Naturally, there are problems that will need to be resolved. First of all, it is not clear how much ecclesial synodality an institution like the Synod of Bishops (conceived in 1965 as an instrument of episcopal collegiality and dependent on papal primacy) will be able to bear. Secondly, a truly synodal Church cannot assume that all participants at synodal events in Rome are fluent in Italian. Italian should not become the new Latin. Thirdly, synodality needs synodal experience at the universal level, but it must also happen at the national and local level.
In this sense, Francis is opening the way towards synodality while at the same time he is trying to heal the wounds that the policies and practices of his previous two predecessors inflicted on episcopal collegiality.
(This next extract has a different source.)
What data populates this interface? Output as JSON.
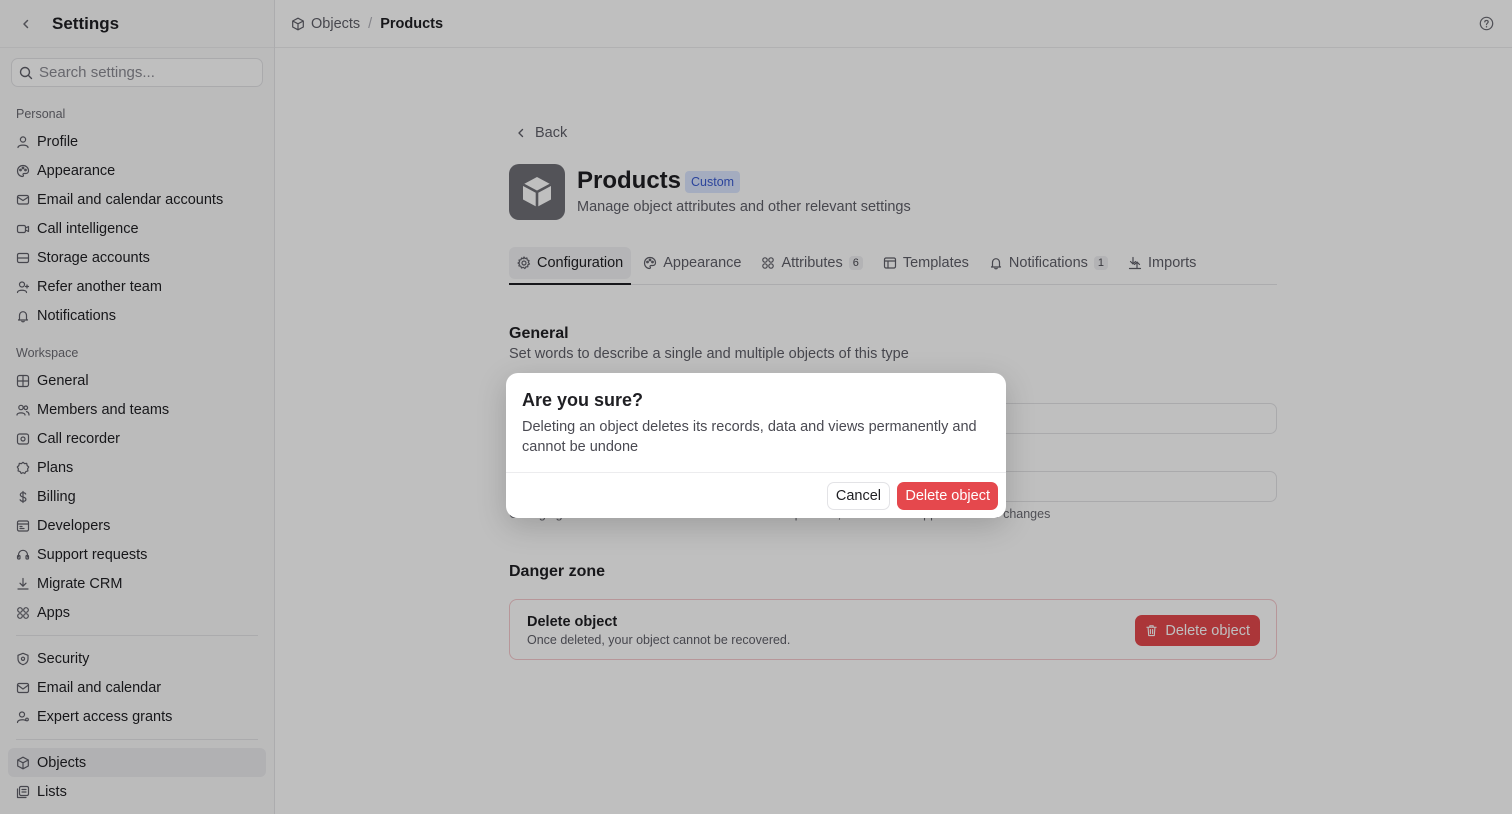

In the early post-Vatican II period there was a wave of local synods and council that came to a stop at the end of Paul VI’s pontificate.
The decadence of the conciliar and synodal life of the Church after Vatican Council II is similar to what happened in the period after the Council of Trent (1545-1563). The only difference is that it happened much more quickly, given that local conciliar and synodal activity in the Tridentine period remained quite vital until the mid-to-late 18thcentury.
In one sense, the Second Vatican Council was just a brief pause in more than two centuries of anti-synodal sentiment typical of Ultramontanism. And this is what Francis is up against.
The Jesuit Pope’s ecclesiology of synodality casts a light on his deep insight into the Church of today. His push for a different way of governing and being Church shows his intention and attempt to hold together opposing currents — maintaining an institutional structure in a Catholic culture that tends more and more to become not just post-clerical, but also post-ecclesial and post-Church; listening to the sensus fidelium of the whole People of God while preserving the role of discernment for those in leadership positions; and promoting the episcopal collegiality of Vatican II with ecclesial synodality in an age when the Barque of Peter is also rocked by populism and demagoguery.
But even more importantly, synodality is a necessary response to the pre-global paradigm of ecclesial governance. The Catholic Church is today much bigger and much more diverse than in the 1960s. It has become more and more urgent to find a way to deal with conciliarity in a global Church where it is hard to imagine — if for nothing more than logistical reasons — the calling of a another ecumenical council limited only to bishops like that of Vatican II.
The idea that conciliarity based on episcopal collegiality is showing its limits is one of the strongest taboos in the official teaching of the Catholic Church today. It is no surprise that it is a Jesuit who has found the courage to address it.
Massimo Faggioli is a Church historian and Professor of Theology and Religious Studies at Villanova University, Philadelphia.
First published in La Croix International, 26 December 2018.